I watched him eat, and because of his neck, it's hard for him to get at his food. He is shaped almost like a shepherd's crook, but like I said, he's already straightened out some over night and panting less. That's what made us decide to commit to the sand bar. He just really needs it. Our gravel is small, but just not small enough.
Thanks for your advice though! I really love the loaches, they are so cute and clever and fun to watch. But, until he gets better enough, and until we get the tank more appropriate for kuhlis, we will hold off on purchasing him some friends. If I still don't feel comfortable with the changes we will have to make to the tank, if I don't feel like I can keep it healthy for them, I will rehome him. I am already looking and putting out the word, just in case. But I would prefer to keep him. I love kuhli loaches almost as much as bettas. :)

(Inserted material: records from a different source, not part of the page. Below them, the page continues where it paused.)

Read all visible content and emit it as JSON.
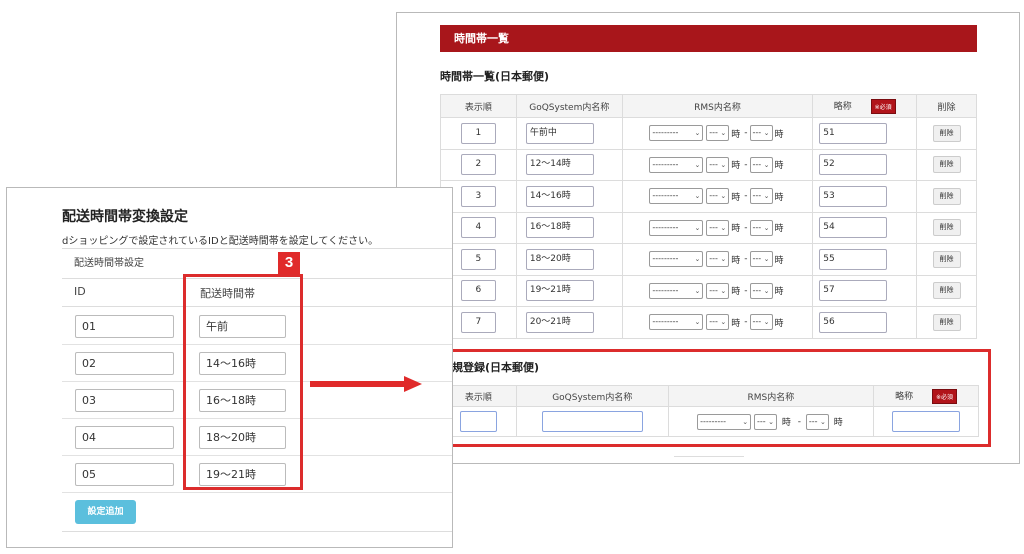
{
  "right_panel": {
    "header": "時間帯一覧",
    "subtitle": "時間帯一覧(日本郵便)",
    "columns": {
      "order": "表示順",
      "system_name": "GoQSystem内名称",
      "rms_name": "RMS内名称",
      "abbr": "略称",
      "required_badge": "※必須",
      "delete": "削除"
    },
    "hour_label": "時",
    "dash": "-",
    "select_default": "---------",
    "select_short": "---",
    "delete_button": "削除",
    "rows": [
      {
        "order": "1",
        "name": "午前中",
        "abbr": "51"
      },
      {
        "order": "2",
        "name": "12〜14時",
        "abbr": "52"
      },
      {
        "order": "3",
        "name": "14〜16時",
        "abbr": "53"
      },
      {
        "order": "4",
        "name": "16〜18時",
        "abbr": "54"
      },
      {
        "order": "5",
        "name": "18〜20時",
        "abbr": "55"
      },
      {
        "order": "6",
        "name": "19〜21時",
        "abbr": "57"
      },
      {
        "order": "7",
        "name": "20〜21時",
        "abbr": "56"
      }
    ]
  },
  "new_registration": {
    "title": "新規登録(日本郵便)",
    "columns": {
      "order": "表示順",
      "system_name": "GoQSystem内名称",
      "rms_name": "RMS内名称",
      "abbr": "略称",
      "required_badge": "※必須"
    }
  },
  "left_panel": {
    "title": "配送時間帯変換設定",
    "description": "dショッピングで設定されているIDと配送時間帯を設定してください。",
    "section_label": "配送時間帯設定",
    "col_id": "ID",
    "col_slot": "配送時間帯",
    "rows": [
      {
        "id": "01",
        "slot": "午前"
      },
      {
        "id": "02",
        "slot": "14〜16時"
      },
      {
        "id": "03",
        "slot": "16〜18時"
      },
      {
        "id": "04",
        "slot": "18〜20時"
      },
      {
        "id": "05",
        "slot": "19〜21時"
      }
    ],
    "add_button": "設定追加"
  },
  "step_number": "3",
  "colors": {
    "header_red": "#a8161b",
    "highlight_red": "#dc2c2c",
    "add_button_blue": "#5bbfdd"
  }
}
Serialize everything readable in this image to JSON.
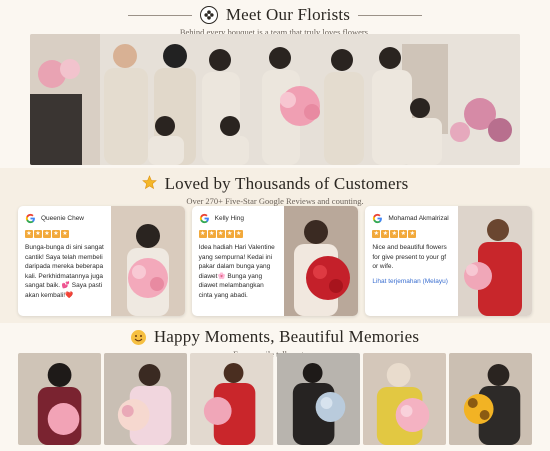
{
  "florists": {
    "title": "Meet Our Florists",
    "subtitle": "Behind every bouquet is a team that truly loves flowers.",
    "emblem_icon": "flower-emblem-icon"
  },
  "reviews_section": {
    "title": "Loved by Thousands of Customers",
    "subtitle": "Over 270+ Five-Star Google Reviews and counting.",
    "title_icon": "star-emoji-icon"
  },
  "reviews": [
    {
      "name": "Queenie Chew",
      "rating": 5,
      "text": "Bunga-bunga di sini sangat cantik! Saya telah membeli daripada mereka beberapa kali. Perkhidmatannya juga sangat baik. 💕 Saya pasti akan kembali!❤️",
      "link": ""
    },
    {
      "name": "Kelly Hing",
      "rating": 5,
      "text": "Idea hadiah Hari Valentine yang sempurna! Kedai ini pakar dalam bunga yang diawet🌸 Bunga yang diawet melambangkan cinta yang abadi.",
      "link": ""
    },
    {
      "name": "Mohamad Akmalrizal",
      "rating": 5,
      "text": "Nice and beautiful flowers for give present to your gf or wife.",
      "link": "Lihat terjemahan (Melayu)"
    }
  ],
  "moments_section": {
    "title": "Happy Moments, Beautiful Memories",
    "subtitle": "Every smile tells a story.",
    "title_icon": "smile-emoji-icon"
  },
  "colors": {
    "background": "#fbf7f1",
    "band": "#f6efe4",
    "star": "#f2a93b",
    "link": "#3b6fd0"
  }
}
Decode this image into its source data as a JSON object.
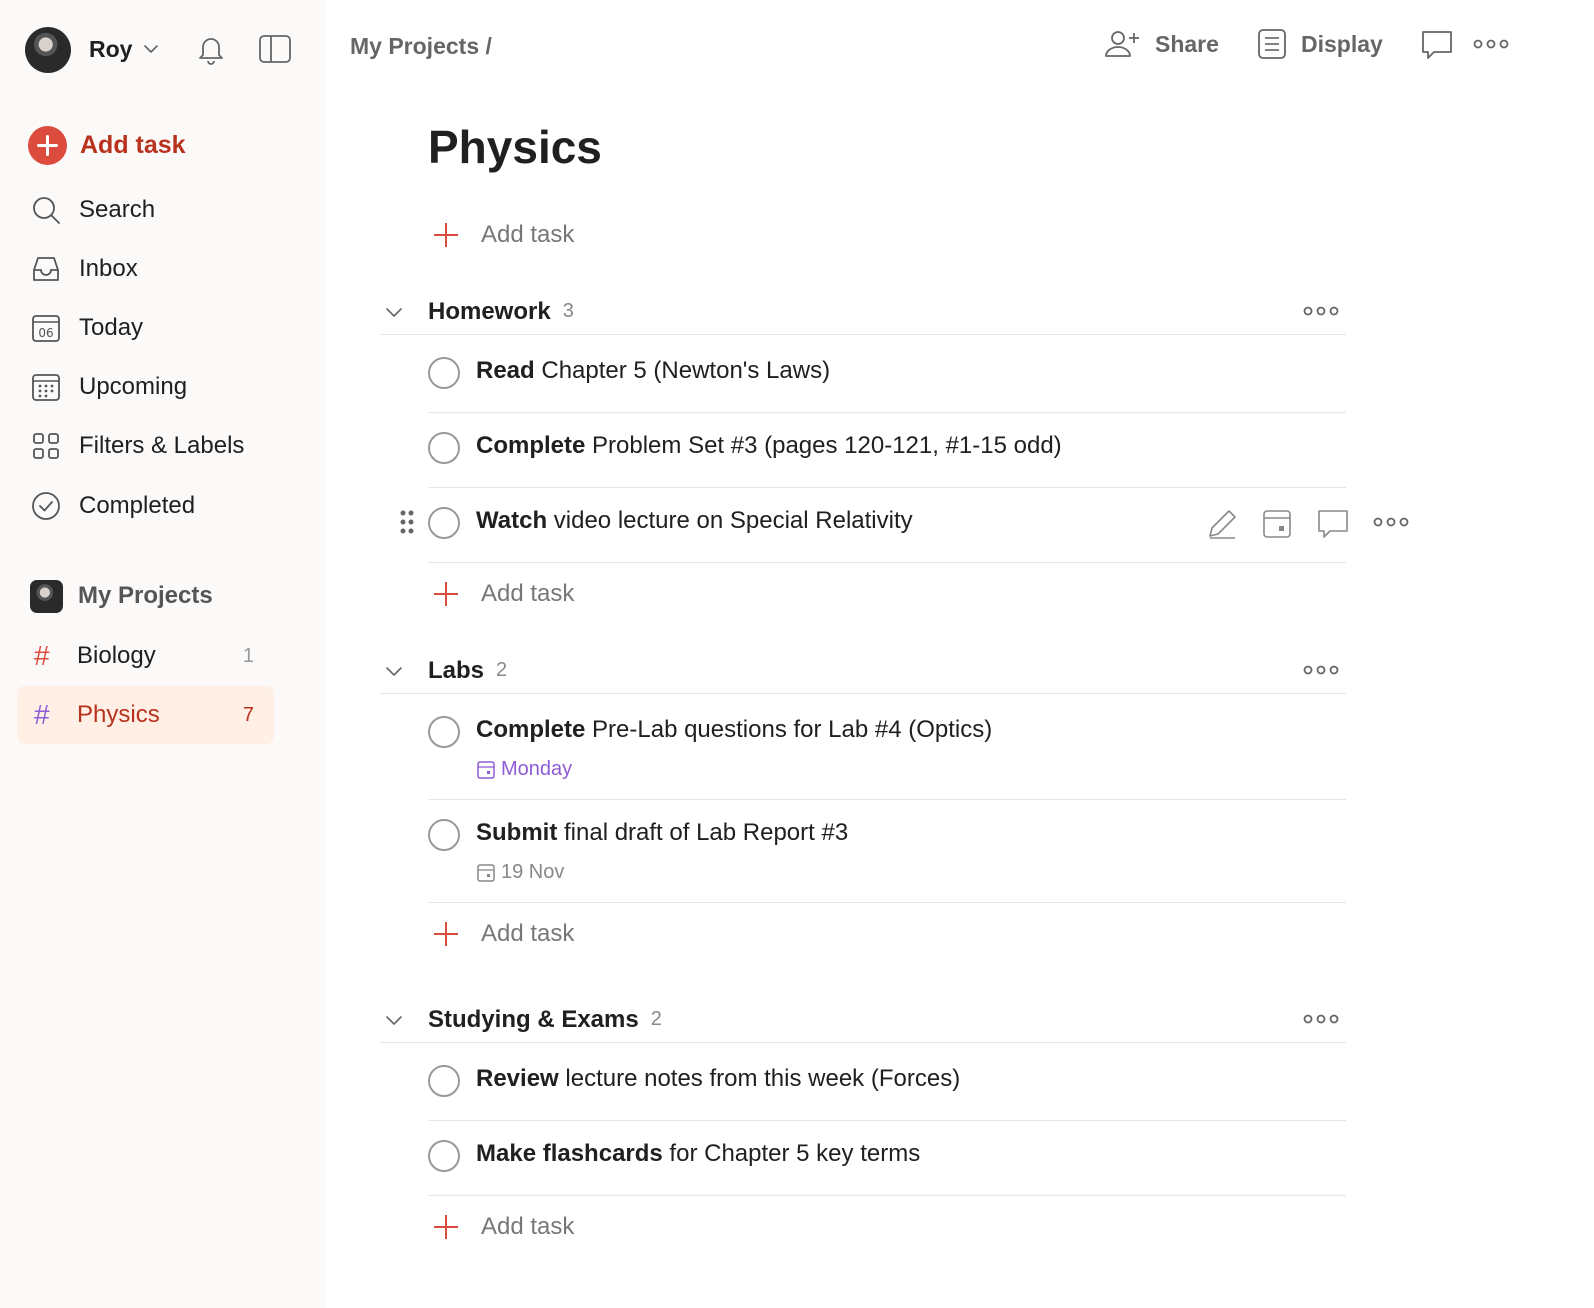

I understand your love for these little guys. I like them better than bettas.
Bare-bottomed tanks really aren't good for them either. But one thing you can do it get oak (has to be oak) leave from a clean area (no chemicals sprayed around) and put those in the tank. This replicates their natural environment almost perfectly as they are found in leaf litter. You won't see him as much, but he will be more comfortable this way. I QT my loaches like this and haven't lost one yet with this method.
About the substrate, when you try to put two different kinds of substrate in a tank, they just end up a mixed mess. I tried this before, and it wasn't fun. If you're going to switch to sand, take everything out and do it in one day. It may be a long day, but it is better than watching your sand and gravel get mixed in with each other and then having to sort them out later.
Yeah, I knew he wouldn't want it bare, so it's not sand, but it's very small grain (like, rice-sized) and I made a little "maze" with some larger, smooth rocks. I didn't think about leaf litter. We have lots of plants and leaves outside and we haven't used pesticides ever since we've been here. We have one area that's high up and shouldn't have any run-off so it should be ok. It's with a bunch of pine needles though, and I've heard pine-needles lower the pH of soil. I know he'd prefer lower pH but I don't want it to drop too much, kwim? I'd not put in pine needles anyway, too sharp, but I'm worried they might have seeped into the other leaf litter.
Thanks! I just gave him a whole pellet, and he poked out from his rock maze and he's staring at it. His neck still has a kink but it also still looks much better compared to yesterday and especially compared to last week.
Will his fin regrow? It's so difficult for him to swim without it.
His fin should regrow, but might be a bit crooked. Also be warned that if you drop the temp too much (below 73F) he won't be able to digest protein as well and shouldn't be fed as much. A heater will certainly help him a lot in this case.
As for the oak leaves near pine, they will be just fine.
The thinness you talk about could also be from parasites. These fish are wild-caught and unless they go through a good QT before the store sells them, they will often have parasites or other diseases from the wild. In a healthy setup, the fish are usually able to fight the parasites off, but when they are stressed the parasites can take hold. The best way to treat is to de-stress the fish as much as possible and feed them a food with garlic in it. I like the Thera+ from New Life Spectrum as it contains the most garlic.